• Brief:
Check each line of the data, and copy those where "selected" appears.

• Extracted data:
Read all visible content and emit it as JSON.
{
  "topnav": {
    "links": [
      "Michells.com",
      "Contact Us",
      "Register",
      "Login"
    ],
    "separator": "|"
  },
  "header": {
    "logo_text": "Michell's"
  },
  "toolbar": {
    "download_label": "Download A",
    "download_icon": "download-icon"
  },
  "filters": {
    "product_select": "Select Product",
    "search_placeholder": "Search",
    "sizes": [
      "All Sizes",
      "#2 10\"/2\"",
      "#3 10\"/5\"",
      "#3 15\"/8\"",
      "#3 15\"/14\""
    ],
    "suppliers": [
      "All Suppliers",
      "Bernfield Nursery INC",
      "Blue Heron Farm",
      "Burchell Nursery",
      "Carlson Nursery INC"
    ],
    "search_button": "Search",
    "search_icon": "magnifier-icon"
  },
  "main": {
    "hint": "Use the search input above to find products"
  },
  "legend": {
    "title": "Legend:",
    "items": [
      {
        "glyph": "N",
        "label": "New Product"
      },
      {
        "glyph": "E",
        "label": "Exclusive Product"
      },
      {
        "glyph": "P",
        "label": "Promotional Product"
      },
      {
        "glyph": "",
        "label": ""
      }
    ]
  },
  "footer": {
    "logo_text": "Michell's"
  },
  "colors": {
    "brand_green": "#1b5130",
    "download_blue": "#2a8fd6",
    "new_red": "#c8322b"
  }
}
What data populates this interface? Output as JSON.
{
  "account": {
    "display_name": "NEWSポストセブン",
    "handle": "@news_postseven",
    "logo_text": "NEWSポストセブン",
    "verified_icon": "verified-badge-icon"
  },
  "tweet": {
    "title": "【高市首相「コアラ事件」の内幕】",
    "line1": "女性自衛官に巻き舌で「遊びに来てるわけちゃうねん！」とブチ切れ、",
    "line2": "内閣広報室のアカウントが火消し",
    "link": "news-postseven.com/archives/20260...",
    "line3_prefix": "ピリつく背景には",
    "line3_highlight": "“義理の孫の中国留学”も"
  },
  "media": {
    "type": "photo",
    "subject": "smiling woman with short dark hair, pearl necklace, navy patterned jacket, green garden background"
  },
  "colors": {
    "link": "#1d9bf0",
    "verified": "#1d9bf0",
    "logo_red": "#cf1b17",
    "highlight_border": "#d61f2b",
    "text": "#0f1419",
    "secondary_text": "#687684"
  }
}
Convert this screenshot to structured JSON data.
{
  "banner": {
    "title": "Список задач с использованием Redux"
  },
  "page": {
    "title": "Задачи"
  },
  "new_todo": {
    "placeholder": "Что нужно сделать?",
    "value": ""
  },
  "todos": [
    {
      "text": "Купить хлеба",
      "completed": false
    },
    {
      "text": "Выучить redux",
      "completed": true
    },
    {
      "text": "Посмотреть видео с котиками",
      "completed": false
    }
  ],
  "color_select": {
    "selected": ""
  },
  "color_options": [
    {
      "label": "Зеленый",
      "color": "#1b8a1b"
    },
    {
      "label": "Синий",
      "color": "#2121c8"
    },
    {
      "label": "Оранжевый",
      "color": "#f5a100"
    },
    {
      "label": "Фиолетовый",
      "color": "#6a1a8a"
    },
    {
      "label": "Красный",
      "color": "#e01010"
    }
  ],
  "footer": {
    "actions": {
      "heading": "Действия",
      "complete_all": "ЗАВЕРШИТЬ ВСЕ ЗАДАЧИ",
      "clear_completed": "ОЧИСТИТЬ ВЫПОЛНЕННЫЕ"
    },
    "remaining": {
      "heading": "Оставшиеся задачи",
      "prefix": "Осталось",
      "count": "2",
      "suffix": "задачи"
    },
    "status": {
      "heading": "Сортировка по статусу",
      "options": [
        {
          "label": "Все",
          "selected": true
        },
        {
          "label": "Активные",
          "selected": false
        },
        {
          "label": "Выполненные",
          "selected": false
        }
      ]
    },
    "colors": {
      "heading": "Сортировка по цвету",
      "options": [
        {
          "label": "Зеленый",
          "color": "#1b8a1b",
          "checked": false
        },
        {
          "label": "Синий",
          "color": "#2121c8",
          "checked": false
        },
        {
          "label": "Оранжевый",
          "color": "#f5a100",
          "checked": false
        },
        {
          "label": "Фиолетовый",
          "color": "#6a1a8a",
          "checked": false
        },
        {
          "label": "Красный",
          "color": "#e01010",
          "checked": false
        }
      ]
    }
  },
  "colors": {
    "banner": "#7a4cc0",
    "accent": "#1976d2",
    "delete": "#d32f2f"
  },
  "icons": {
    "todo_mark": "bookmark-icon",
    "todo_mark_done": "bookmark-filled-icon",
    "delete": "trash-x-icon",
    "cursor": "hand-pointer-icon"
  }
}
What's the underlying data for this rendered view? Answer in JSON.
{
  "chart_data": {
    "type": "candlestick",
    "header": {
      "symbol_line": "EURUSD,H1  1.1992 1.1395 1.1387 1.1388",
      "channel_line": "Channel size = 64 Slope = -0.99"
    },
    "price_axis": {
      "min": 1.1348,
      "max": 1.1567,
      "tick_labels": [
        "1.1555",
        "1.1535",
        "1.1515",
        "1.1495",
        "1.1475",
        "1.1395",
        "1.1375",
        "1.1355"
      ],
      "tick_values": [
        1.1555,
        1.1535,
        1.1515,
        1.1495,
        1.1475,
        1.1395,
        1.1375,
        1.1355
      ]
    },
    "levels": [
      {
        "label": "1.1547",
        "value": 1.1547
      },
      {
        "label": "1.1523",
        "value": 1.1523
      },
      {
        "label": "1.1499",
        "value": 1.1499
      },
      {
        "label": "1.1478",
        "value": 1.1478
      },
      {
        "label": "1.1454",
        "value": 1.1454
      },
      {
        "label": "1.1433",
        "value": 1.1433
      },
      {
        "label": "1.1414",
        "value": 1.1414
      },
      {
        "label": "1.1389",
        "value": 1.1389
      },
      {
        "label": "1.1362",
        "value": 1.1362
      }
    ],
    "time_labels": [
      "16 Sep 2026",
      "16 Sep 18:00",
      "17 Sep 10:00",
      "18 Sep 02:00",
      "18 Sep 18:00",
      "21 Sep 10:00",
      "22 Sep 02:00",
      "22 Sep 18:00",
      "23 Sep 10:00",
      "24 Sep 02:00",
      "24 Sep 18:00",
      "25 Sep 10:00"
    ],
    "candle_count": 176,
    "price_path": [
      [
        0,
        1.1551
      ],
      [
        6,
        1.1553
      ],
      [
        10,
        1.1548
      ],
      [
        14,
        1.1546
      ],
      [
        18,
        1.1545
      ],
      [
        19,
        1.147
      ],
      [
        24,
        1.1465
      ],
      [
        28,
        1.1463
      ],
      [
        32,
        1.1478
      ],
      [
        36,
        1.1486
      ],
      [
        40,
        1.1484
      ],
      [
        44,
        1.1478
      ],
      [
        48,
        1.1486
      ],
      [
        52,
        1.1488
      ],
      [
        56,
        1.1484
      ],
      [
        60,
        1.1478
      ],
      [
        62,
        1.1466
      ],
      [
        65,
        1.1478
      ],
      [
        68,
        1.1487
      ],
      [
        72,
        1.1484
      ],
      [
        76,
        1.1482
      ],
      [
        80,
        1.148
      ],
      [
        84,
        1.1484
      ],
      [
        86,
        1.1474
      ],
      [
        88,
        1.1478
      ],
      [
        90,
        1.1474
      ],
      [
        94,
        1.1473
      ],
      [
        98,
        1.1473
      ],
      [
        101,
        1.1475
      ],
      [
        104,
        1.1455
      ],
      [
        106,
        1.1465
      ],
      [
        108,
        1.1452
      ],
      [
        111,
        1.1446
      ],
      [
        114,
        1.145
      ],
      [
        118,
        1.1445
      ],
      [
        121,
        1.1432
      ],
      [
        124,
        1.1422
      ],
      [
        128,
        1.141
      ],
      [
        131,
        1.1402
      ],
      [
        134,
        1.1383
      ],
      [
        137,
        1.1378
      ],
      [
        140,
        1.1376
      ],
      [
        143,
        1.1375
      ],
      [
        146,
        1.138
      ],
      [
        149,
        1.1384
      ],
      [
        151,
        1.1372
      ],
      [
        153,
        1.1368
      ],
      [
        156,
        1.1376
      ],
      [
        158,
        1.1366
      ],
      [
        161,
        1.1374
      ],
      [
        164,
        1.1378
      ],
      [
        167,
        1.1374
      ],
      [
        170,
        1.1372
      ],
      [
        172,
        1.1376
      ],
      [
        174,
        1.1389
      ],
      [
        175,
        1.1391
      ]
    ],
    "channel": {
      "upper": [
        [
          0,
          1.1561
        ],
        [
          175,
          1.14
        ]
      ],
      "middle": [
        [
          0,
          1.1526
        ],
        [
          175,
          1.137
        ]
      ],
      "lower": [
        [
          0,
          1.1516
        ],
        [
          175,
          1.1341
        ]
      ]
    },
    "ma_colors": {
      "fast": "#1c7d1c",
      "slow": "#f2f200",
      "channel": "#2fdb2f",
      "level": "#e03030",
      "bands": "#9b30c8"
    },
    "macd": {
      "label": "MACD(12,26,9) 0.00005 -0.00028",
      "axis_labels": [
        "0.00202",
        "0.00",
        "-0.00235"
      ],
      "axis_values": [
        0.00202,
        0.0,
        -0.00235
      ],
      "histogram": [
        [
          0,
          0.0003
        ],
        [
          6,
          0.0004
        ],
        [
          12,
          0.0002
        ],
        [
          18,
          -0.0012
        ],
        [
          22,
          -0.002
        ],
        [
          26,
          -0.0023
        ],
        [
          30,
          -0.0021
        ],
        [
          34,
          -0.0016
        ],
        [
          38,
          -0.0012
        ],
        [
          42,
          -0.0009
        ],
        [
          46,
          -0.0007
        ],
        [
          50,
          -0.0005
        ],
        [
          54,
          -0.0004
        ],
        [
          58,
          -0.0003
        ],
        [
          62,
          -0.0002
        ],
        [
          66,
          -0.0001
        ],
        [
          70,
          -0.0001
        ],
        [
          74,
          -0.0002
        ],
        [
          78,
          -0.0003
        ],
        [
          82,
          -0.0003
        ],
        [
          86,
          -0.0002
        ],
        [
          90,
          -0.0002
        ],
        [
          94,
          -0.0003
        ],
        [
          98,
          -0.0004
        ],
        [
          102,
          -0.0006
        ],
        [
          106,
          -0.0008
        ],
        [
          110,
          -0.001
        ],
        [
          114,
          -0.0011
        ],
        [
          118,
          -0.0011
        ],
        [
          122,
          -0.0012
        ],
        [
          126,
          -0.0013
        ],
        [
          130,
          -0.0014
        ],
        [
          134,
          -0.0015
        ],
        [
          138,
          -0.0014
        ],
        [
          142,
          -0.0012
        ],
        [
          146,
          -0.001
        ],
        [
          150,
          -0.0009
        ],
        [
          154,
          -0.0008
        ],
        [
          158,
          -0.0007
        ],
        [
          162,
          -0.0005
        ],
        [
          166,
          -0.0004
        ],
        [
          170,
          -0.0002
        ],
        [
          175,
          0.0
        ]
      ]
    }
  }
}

• Answer box:
    "selected": ""
          "selected": true
          "selected": false
          "selected": false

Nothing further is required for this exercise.